#### INFORMATION GIVEN:
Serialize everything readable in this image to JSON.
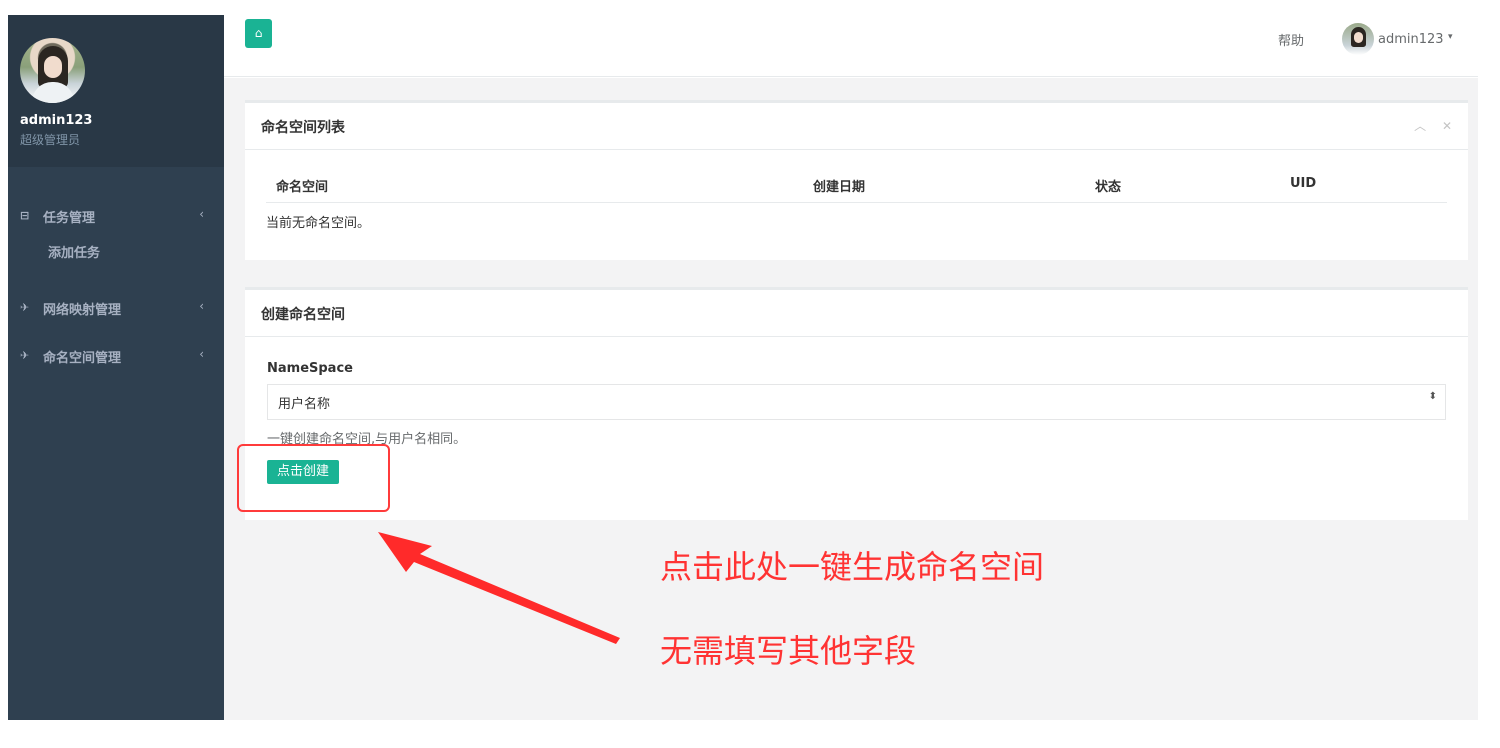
{
  "sidebar": {
    "user_name": "admin123",
    "user_role": "超级管理员",
    "items": [
      {
        "icon": "monitor-icon",
        "glyph": "⊟",
        "label": "任务管理",
        "arrow": "‹"
      },
      {
        "icon": "plane-icon",
        "glyph": "✈",
        "label": "网络映射管理",
        "arrow": "‹"
      },
      {
        "icon": "plane-icon",
        "glyph": "✈",
        "label": "命名空间管理",
        "arrow": "‹"
      }
    ],
    "sub_items": [
      {
        "label": "添加任务"
      }
    ]
  },
  "topbar": {
    "home_glyph": "⌂",
    "help_label": "帮助",
    "user_name": "admin123",
    "caret": "▾"
  },
  "namespace_list": {
    "title": "命名空间列表",
    "tools": {
      "collapse": "︿",
      "close": "✕"
    },
    "columns": [
      "命名空间",
      "创建日期",
      "状态",
      "UID"
    ],
    "empty_text": "当前无命名空间。"
  },
  "create_namespace": {
    "title": "创建命名空间",
    "field_label": "NameSpace",
    "select_value": "用户名称",
    "select_arrows": "⬍",
    "help_text": "一键创建命名空间,与用户名相同。",
    "button_label": "点击创建"
  },
  "annotation": {
    "line1": "点击此处一键生成命名空间",
    "line2": "无需填写其他字段"
  },
  "colors": {
    "sidebar": "#2f4050",
    "accent": "#1ab394",
    "annotation": "#ff3333"
  }
}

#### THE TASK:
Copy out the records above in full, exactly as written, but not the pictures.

#### YOUR SOLUTION:
Serialize everything readable in this image to JSON.
{
  "sidebar": {
    "user_name": "admin123",
    "user_role": "超级管理员",
    "items": [
      {
        "icon": "monitor-icon",
        "glyph": "⊟",
        "label": "任务管理",
        "arrow": "‹"
      },
      {
        "icon": "plane-icon",
        "glyph": "✈",
        "label": "网络映射管理",
        "arrow": "‹"
      },
      {
        "icon": "plane-icon",
        "glyph": "✈",
        "label": "命名空间管理",
        "arrow": "‹"
      }
    ],
    "sub_items": [
      {
        "label": "添加任务"
      }
    ]
  },
  "topbar": {
    "home_glyph": "⌂",
    "help_label": "帮助",
    "user_name": "admin123",
    "caret": "▾"
  },
  "namespace_list": {
    "title": "命名空间列表",
    "tools": {
      "collapse": "︿",
      "close": "✕"
    },
    "columns": [
      "命名空间",
      "创建日期",
      "状态",
      "UID"
    ],
    "empty_text": "当前无命名空间。"
  },
  "create_namespace": {
    "title": "创建命名空间",
    "field_label": "NameSpace",
    "select_value": "用户名称",
    "select_arrows": "⬍",
    "help_text": "一键创建命名空间,与用户名相同。",
    "button_label": "点击创建"
  },
  "annotation": {
    "line1": "点击此处一键生成命名空间",
    "line2": "无需填写其他字段"
  },
  "colors": {
    "sidebar": "#2f4050",
    "accent": "#1ab394",
    "annotation": "#ff3333"
  }
}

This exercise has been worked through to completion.